In the event that a thermoplastic material is being used for injection molding, it can be recycled and used again (oftentimes this occurs right on the factory floor). Solid material left over after each cycle in the sprues, runners, and gate locations can frequently be combined with the raw material that originally goes into the injection molding press. The same is true with material from rejected parts or the overflow material on the edges of parts where the mold tool was not 100% airtight. All of this plastic (called “regrind”) can be ground up and recycled back into the beginning of the process. This all translates into higher efficiency and ultimately means lower costs for the end consumer and a more competitive or higher margin product for the producer. Of note, that does not mean that a precisely designed mold tool is unnecessary for injection molding with thermoplastics. To the contrary, oftentimes quality control measures limit the amount of regrind that can be reused as a percentage of total plastic to prevent potential degradation of material properties.
In the event that a thermoset material is being used, the solid material from the sprues, runners, and gates is virtually guaranteed to be thrown away as waste. That means that all other things being equal (disclaimer: this is a bad assumption) that the end product will cost more.
Why else does the distinction between thermoplastics and thermoset materials matter?
As you might imagine, the same characteristics are relevant at the end of a plastic part’s lifecycle when it comes time to either throw away or recycle the material. Consider the plastic water bottles sold millions of times everyday. The 500mL of water inside is consumed in a matter of minutes while the bottle, if thrown into a landfill, would take hundreds of years to biodegrade. The number of plastic bottles in landfills eventually becomes an environmental issue if recycling is not a player in the process. Consequently most plastic bottles are made in whole or at least in part from recycled material. Take a look for yourself. The resin identification code on your plastic bottle is likely to read “1” which identifies materials made from polyethylene terephthalate (PET), a thermoplastic material.
In conclusion, thermoplastics provide some major advantages to manufacturers, consumers, and society in general.
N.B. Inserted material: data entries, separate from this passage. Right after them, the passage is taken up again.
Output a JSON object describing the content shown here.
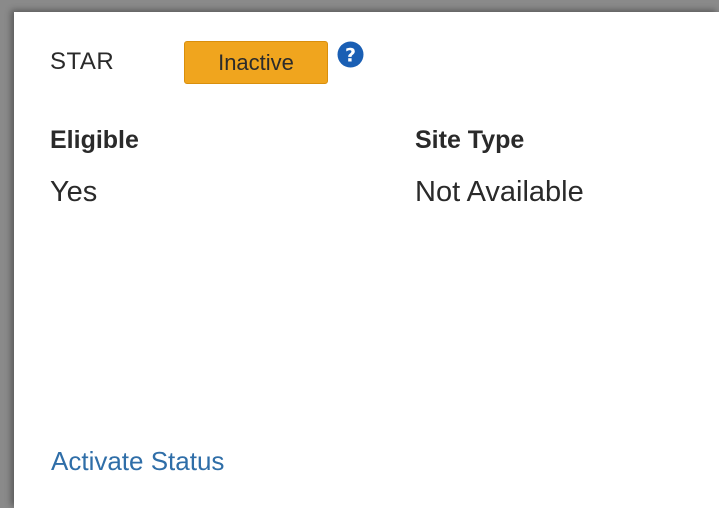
{
  "header": {
    "label": "STAR",
    "status_badge": "Inactive",
    "status_color": "#f0a51e",
    "help_icon": "question-circle-icon"
  },
  "fields": {
    "eligible": {
      "label": "Eligible",
      "value": "Yes"
    },
    "site_type": {
      "label": "Site Type",
      "value": "Not Available"
    }
  },
  "actions": {
    "activate_label": "Activate Status",
    "link_color": "#2f6ea8"
  }
}
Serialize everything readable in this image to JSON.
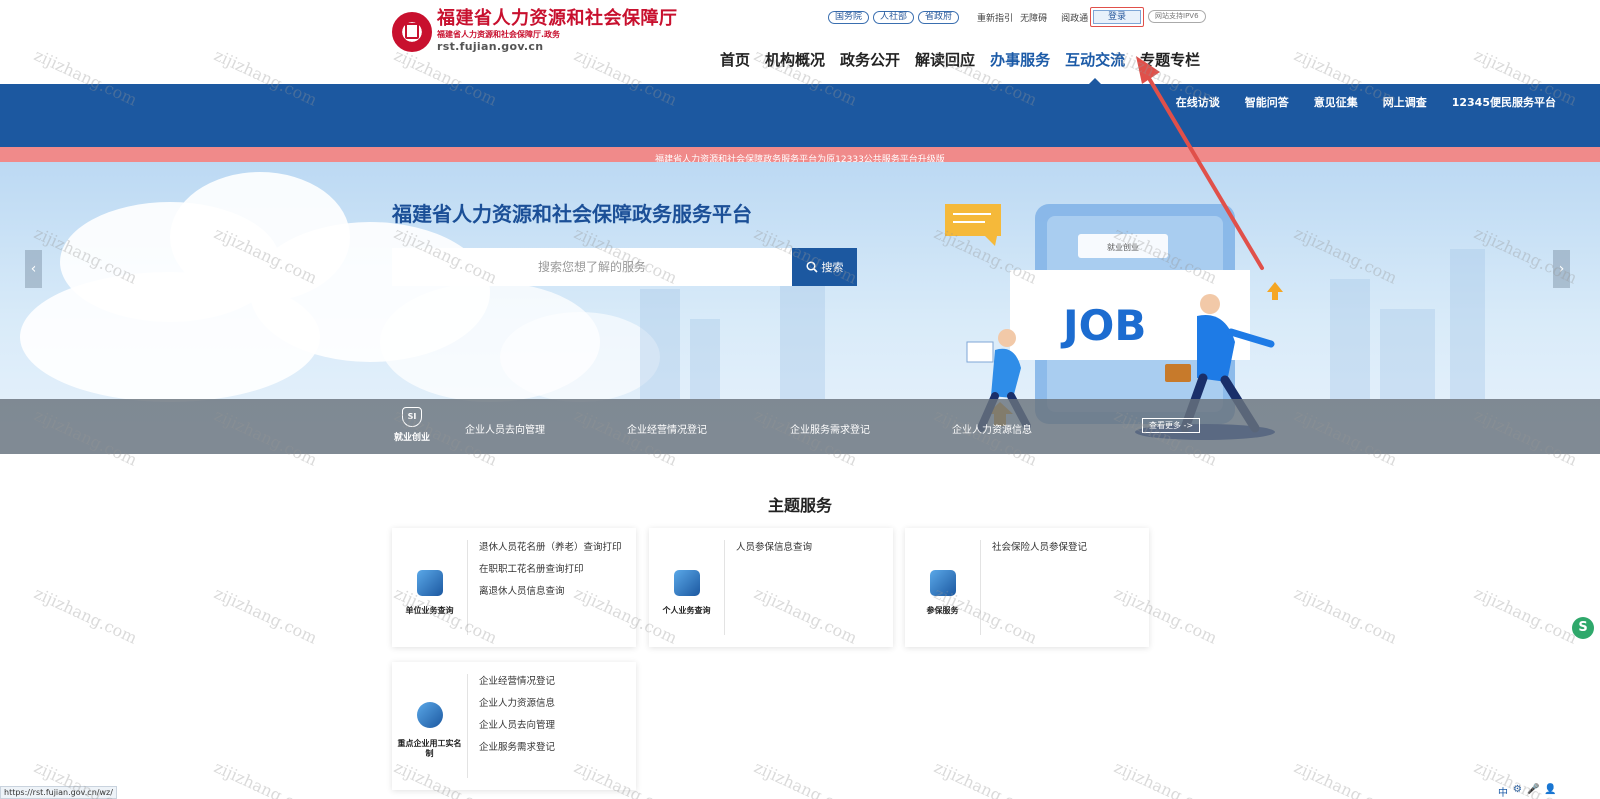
{
  "header": {
    "title": "福建省人力资源和社会保障厅",
    "subtitle": "福建省人力资源和社会保障厅.政务",
    "domain": "rst.fujian.gov.cn",
    "top_pills": [
      "国务院",
      "人社部",
      "省政府"
    ],
    "top_links": [
      "重新指引",
      "无障碍",
      "阅政通"
    ],
    "login_label": "登录",
    "ipv6_label": "网站支持IPV6"
  },
  "main_nav": [
    "首页",
    "机构概况",
    "政务公开",
    "解读回应",
    "办事服务",
    "互动交流",
    "专题专栏"
  ],
  "sub_nav": [
    "在线访谈",
    "智能问答",
    "意见征集",
    "网上调查",
    "12345便民服务平台"
  ],
  "notice": "福建省人力资源和社会保障政务服务平台为原12333公共服务平台升级版",
  "hero": {
    "title": "福建省人力资源和社会保障政务服务平台",
    "search_placeholder": "搜索您想了解的服务",
    "search_button": "搜索",
    "prev_arrow": "‹",
    "next_arrow": "›",
    "illustration_tag": "就业创业",
    "illustration_word": "JOB"
  },
  "category_band": {
    "category_icon_text": "SI",
    "category_label": "就业创业",
    "links": [
      "企业人员去向管理",
      "企业经营情况登记",
      "企业服务需求登记",
      "企业人力资源信息"
    ],
    "more_label": "查看更多 ->"
  },
  "theme_services": {
    "title": "主题服务",
    "cards": [
      {
        "icon": "file-icon",
        "label": "单位业务查询",
        "links": [
          "退休人员花名册（养老）查询打印",
          "在职职工花名册查询打印",
          "离退休人员信息查询"
        ]
      },
      {
        "icon": "person-icon",
        "label": "个人业务查询",
        "links": [
          "人员参保信息查询"
        ]
      },
      {
        "icon": "yuan-icon",
        "label": "参保服务",
        "links": [
          "社会保险人员参保登记"
        ]
      },
      {
        "icon": "monitor-icon",
        "label": "重点企业用工实名制",
        "links": [
          "企业经营情况登记",
          "企业人力资源信息",
          "企业人员去向管理",
          "企业服务需求登记"
        ]
      }
    ]
  },
  "status_url": "https://rst.fujian.gov.cn/wz/",
  "tray": [
    "中",
    "⚙",
    "🎤",
    "👤"
  ],
  "watermark": "zijizhang.com",
  "colors": {
    "primary_blue": "#1c58a0",
    "brand_red": "#c8102e",
    "notice_pink": "#f08a8a",
    "annotation_red": "#e0504a"
  }
}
The fact that they can be easily recycled means that we are more responsibly stewarding our natural resources while the fact that manufacturing waste can be reused (thus preventing it from becoming “waste” in the first place) makes them a favorable choice if specific material properties aren’t exclusively available with a thermoset material.